Obesity has been linked with a higher risk of many cancers, not just ovarian cancer. While researchers have been unable to determine the exact link between ovarian cancer and obesity, studies still show that women who are overweight or obese tend to have a higher risk of ovarian cancer.
Women who have their first full-term pregnancy after the age of 35, or who have never carried a pregnancy to term have a higher risk of ovarian cancer.
Additionally, links have been made between fertility treatment such as in vitro fertilization (IVF) and an increase in risk of ovarian tumors.
Ovarian cancer can “run in families.” If your mother, sister or daughter has or has had ovarian cancer, you may be at a higher risk. The risk also increases the more family members who have who have had ovarian cancer (i.e. 3 family members versus 1).

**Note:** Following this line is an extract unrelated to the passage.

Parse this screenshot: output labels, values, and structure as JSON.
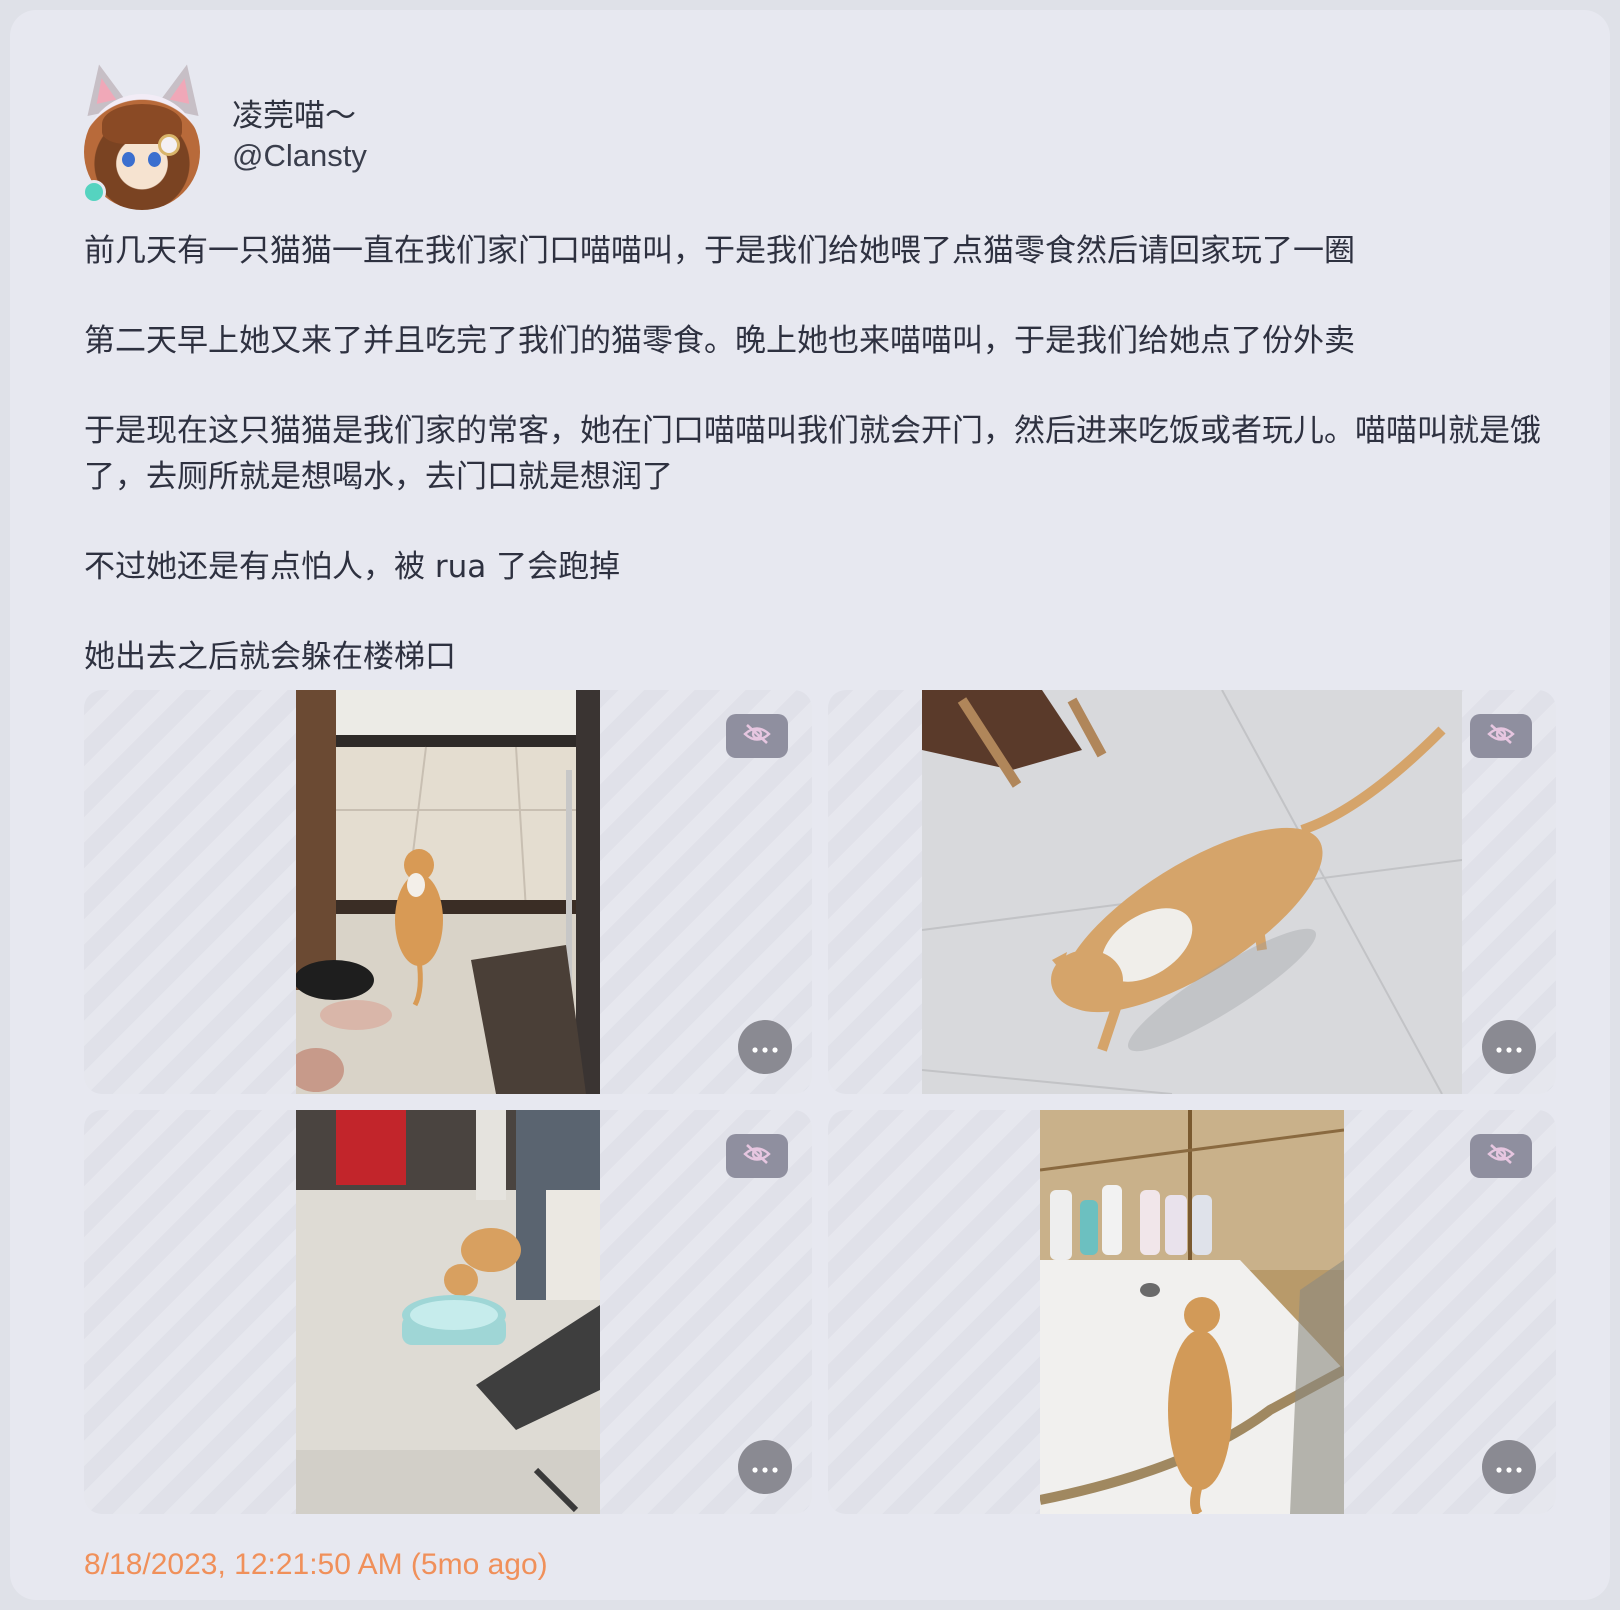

Additionally, a family history of colorectal and breast cancer is also linked to an increase in ovarian cancer risk. The reason for this is that these types of cancers can be caused by a gene mutation that is often inherited.
Factors That Can Lower Risk
There are certain factors that could decrease the risk of ovarian cancer, though it’s not always guaranteed. The key is to make an informed chance or decision based on you, your lifestyle and a conversation between you and your doctor.
Pregnancy and breastfeeding
Just as mentioned above, women who carry a pregnancy to term earlier on in life have seen a lower risk of ovarian cancer. Additionally, studies have shown that breastfeeding has been linked with a lower risk.
Women who have used oral contraceptives (i.e. birth control pills) have seen a lower risk of ovarian cancer. The reason for this is because the pill will stop ovulation from happening. As addressed above, the less a woman’s body ovulates, the lower her potential risk of ovarian cancer.
Other forms of birth control have also been linked with a lower risk, like tubal ligation and short-term IUDs.
Early Detection is Key
Early detection is absolutely crucial when it comes to ovarian cancer. Catching cancer (of any kind) early allows for more treatment options.
Ovarian cancer can be detected early by a pelvic exam during a routine gynecology appointment. During this appointment, a gynecologist will feel the ovaries and uterus for size, shape and consistency.
If you begin experiencing any of the following symptoms, contact your gynecologist for an appointment, even if it’s not time for your annual:
- Pelvic or abdominal pain
- Trouble eating or feeling full quickly
- Urinary symptoms such as urgency (always feeling like you have to go) or frequency (having to go often)
- Upset stomach
- Back pain
- Pain during sex
- Changes in period (such as heavier bleeding than normal or irregular bleeding)
- Abdominal swelling with weight loss
We Are Here to Help
At Community Access Network, you have a team of providers who are dedicated to your health and care. Our on-site gynecologists can provide your annual physical for you, or see you if you experience any abnormal symptoms in between appointments.
If you have any questions at all about your reproductive health or symptoms you’re experiencing, call us for an appointment today.